WORK TO COMPLETE: The reply should contain the full listing exactly as written and no pictures at all.

Content starts

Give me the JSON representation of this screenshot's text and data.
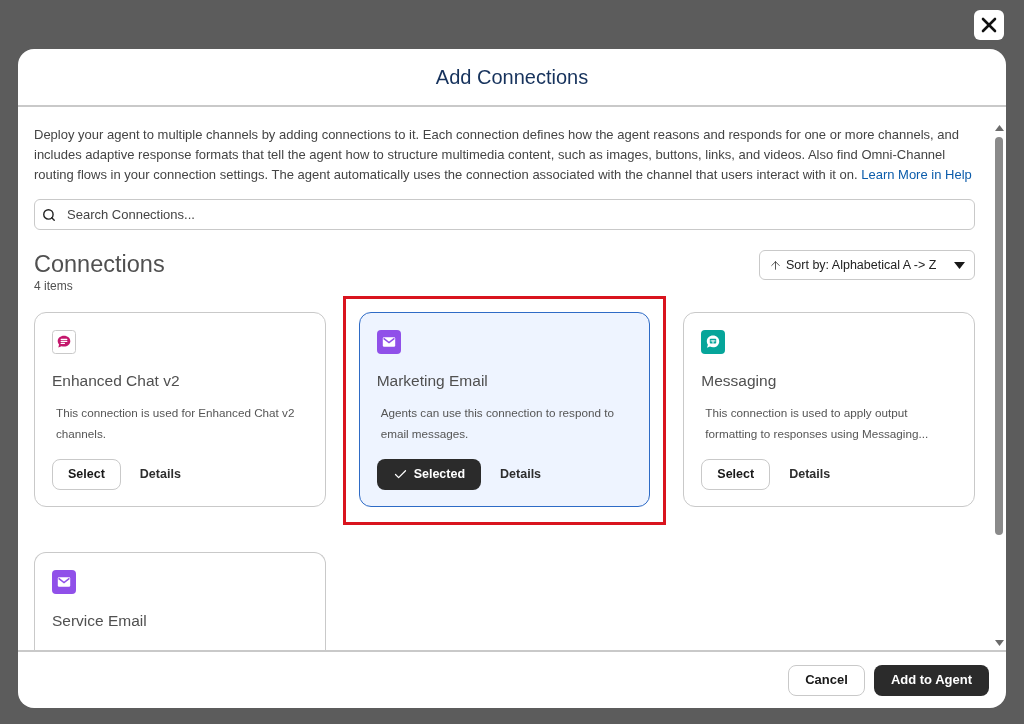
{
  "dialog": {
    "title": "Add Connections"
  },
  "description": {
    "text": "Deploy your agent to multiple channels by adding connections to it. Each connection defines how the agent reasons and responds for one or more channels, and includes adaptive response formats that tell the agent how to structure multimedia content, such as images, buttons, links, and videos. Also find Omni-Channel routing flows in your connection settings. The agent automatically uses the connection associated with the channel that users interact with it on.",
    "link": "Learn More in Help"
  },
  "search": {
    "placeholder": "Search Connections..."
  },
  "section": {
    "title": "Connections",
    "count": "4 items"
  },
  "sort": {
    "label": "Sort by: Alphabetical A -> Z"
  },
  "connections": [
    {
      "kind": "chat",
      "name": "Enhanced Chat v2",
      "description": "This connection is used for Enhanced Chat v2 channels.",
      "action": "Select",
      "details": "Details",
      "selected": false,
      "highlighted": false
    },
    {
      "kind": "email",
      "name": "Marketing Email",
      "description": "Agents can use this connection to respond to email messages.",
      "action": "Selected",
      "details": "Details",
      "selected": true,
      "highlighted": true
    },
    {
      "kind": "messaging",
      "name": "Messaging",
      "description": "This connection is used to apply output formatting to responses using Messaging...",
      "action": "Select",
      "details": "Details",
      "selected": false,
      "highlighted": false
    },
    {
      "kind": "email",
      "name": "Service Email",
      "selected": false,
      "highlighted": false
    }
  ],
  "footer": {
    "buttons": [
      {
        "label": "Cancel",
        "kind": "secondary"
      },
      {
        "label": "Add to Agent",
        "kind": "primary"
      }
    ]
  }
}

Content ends

SOLUTION TO THIS TASK:
Give me the JSON representation of this screenshot's text and data.
{
  "dialog": {
    "title": "Add Connections"
  },
  "description": {
    "text": "Deploy your agent to multiple channels by adding connections to it. Each connection defines how the agent reasons and responds for one or more channels, and includes adaptive response formats that tell the agent how to structure multimedia content, such as images, buttons, links, and videos. Also find Omni-Channel routing flows in your connection settings. The agent automatically uses the connection associated with the channel that users interact with it on.",
    "link": "Learn More in Help"
  },
  "search": {
    "placeholder": "Search Connections..."
  },
  "section": {
    "title": "Connections",
    "count": "4 items"
  },
  "sort": {
    "label": "Sort by: Alphabetical A -> Z"
  },
  "connections": [
    {
      "kind": "chat",
      "name": "Enhanced Chat v2",
      "description": "This connection is used for Enhanced Chat v2 channels.",
      "action": "Select",
      "details": "Details",
      "selected": false,
      "highlighted": false
    },
    {
      "kind": "email",
      "name": "Marketing Email",
      "description": "Agents can use this connection to respond to email messages.",
      "action": "Selected",
      "details": "Details",
      "selected": true,
      "highlighted": true
    },
    {
      "kind": "messaging",
      "name": "Messaging",
      "description": "This connection is used to apply output formatting to responses using Messaging...",
      "action": "Select",
      "details": "Details",
      "selected": false,
      "highlighted": false
    },
    {
      "kind": "email",
      "name": "Service Email",
      "selected": false,
      "highlighted": false
    }
  ],
  "footer": {
    "buttons": [
      {
        "label": "Cancel",
        "kind": "secondary"
      },
      {
        "label": "Add to Agent",
        "kind": "primary"
      }
    ]
  }
}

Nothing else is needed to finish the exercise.